*** Opening of ENTRIES PROVIDED ***
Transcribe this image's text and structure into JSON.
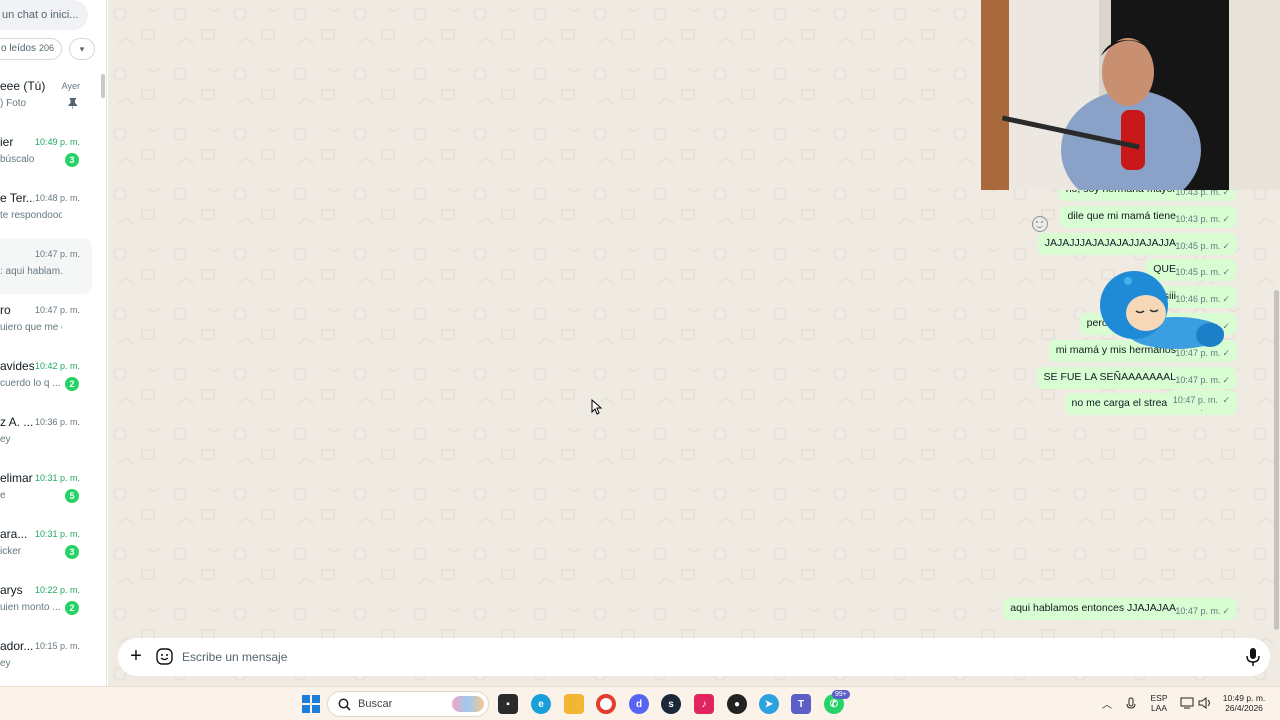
{
  "sidebar": {
    "search_placeholder": "un chat o inici...",
    "filter_label": "o leídos",
    "filter_count": "206",
    "chats": [
      {
        "name": "eee (Tú)",
        "time": "Ayer",
        "preview": ") Foto",
        "badge": "",
        "pinned": true,
        "unread": false
      },
      {
        "name": "ier",
        "time": "10:49 p. m.",
        "preview": "búscalo",
        "badge": "3",
        "pinned": false,
        "unread": true
      },
      {
        "name": "e Ter...",
        "time": "10:48 p. m.",
        "preview": "te respondooo",
        "badge": "",
        "pinned": false,
        "unread": false
      },
      {
        "name": "",
        "time": "10:47 p. m.",
        "preview": ": aqui hablam...",
        "badge": "",
        "pinned": false,
        "unread": false
      },
      {
        "name": "ro",
        "time": "10:47 p. m.",
        "preview": "uiero que me d...",
        "badge": "",
        "pinned": false,
        "unread": false
      },
      {
        "name": "avides",
        "time": "10:42 p. m.",
        "preview": "cuerdo lo q ...",
        "badge": "2",
        "pinned": false,
        "unread": true
      },
      {
        "name": "z A. ...",
        "time": "10:36 p. m.",
        "preview": "ey",
        "badge": "",
        "pinned": false,
        "unread": false
      },
      {
        "name": "elimar",
        "time": "10:31 p. m.",
        "preview": "e",
        "badge": "5",
        "pinned": false,
        "unread": true
      },
      {
        "name": "ara...",
        "time": "10:31 p. m.",
        "preview": "icker",
        "badge": "3",
        "pinned": false,
        "unread": true
      },
      {
        "name": "arys",
        "time": "10:22 p. m.",
        "preview": "uien monto ...",
        "badge": "2",
        "pinned": false,
        "unread": true
      },
      {
        "name": "ador...",
        "time": "10:15 p. m.",
        "preview": "ey",
        "badge": "",
        "pinned": false,
        "unread": false
      }
    ]
  },
  "messages": [
    {
      "text": "no, soy hermana mayor",
      "time": "10:43 p. m."
    },
    {
      "text": "dile que mi mamá tiene",
      "time": "10:43 p. m."
    },
    {
      "text": "JAJAJJJAJAJAJAJJAJAJJA",
      "time": "10:45 p. m."
    },
    {
      "text": "QUE",
      "time": "10:45 p. m."
    },
    {
      "text": "siii",
      "time": "10:46 p. m."
    },
    {
      "text": "pero no hay luuuuz",
      "time": "10:46 p. m."
    },
    {
      "text": "mi mamá y mis hermanos",
      "time": "10:47 p. m."
    },
    {
      "text": "SE FUE LA SEÑAAAAAAAL",
      "time": "10:47 p. m."
    },
    {
      "text": "no me carga el stream",
      "time": "10:47 p. m."
    }
  ],
  "sticker_time": "10:47 p. m.",
  "last_message": {
    "text": "aqui hablamos entonces JJAJAJAA",
    "time": "10:47 p. m."
  },
  "composer": {
    "placeholder": "Escribe un mensaje"
  },
  "taskbar": {
    "search_label": "Buscar",
    "notif_badge": "99+",
    "lang_top": "ESP",
    "lang_bottom": "LAA",
    "clock_time": "10:49 p. m.",
    "clock_date": "26/4/2026"
  },
  "colors": {
    "bubble_out": "#d9fdd3",
    "chat_bg": "#efeae2",
    "accent_green": "#25d366",
    "unread_time": "#1daa61"
  }
}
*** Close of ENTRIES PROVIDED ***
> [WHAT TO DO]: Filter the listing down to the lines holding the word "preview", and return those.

> [YOUR SOLUTION]:
        "preview": ") Foto",
        "preview": "búscalo",
        "preview": "te respondooo",
        "preview": ": aqui hablam...",
        "preview": "uiero que me d...",
        "preview": "cuerdo lo q ...",
        "preview": "ey",
        "preview": "e",
        "preview": "icker",
        "preview": "uien monto ...",
        "preview": "ey",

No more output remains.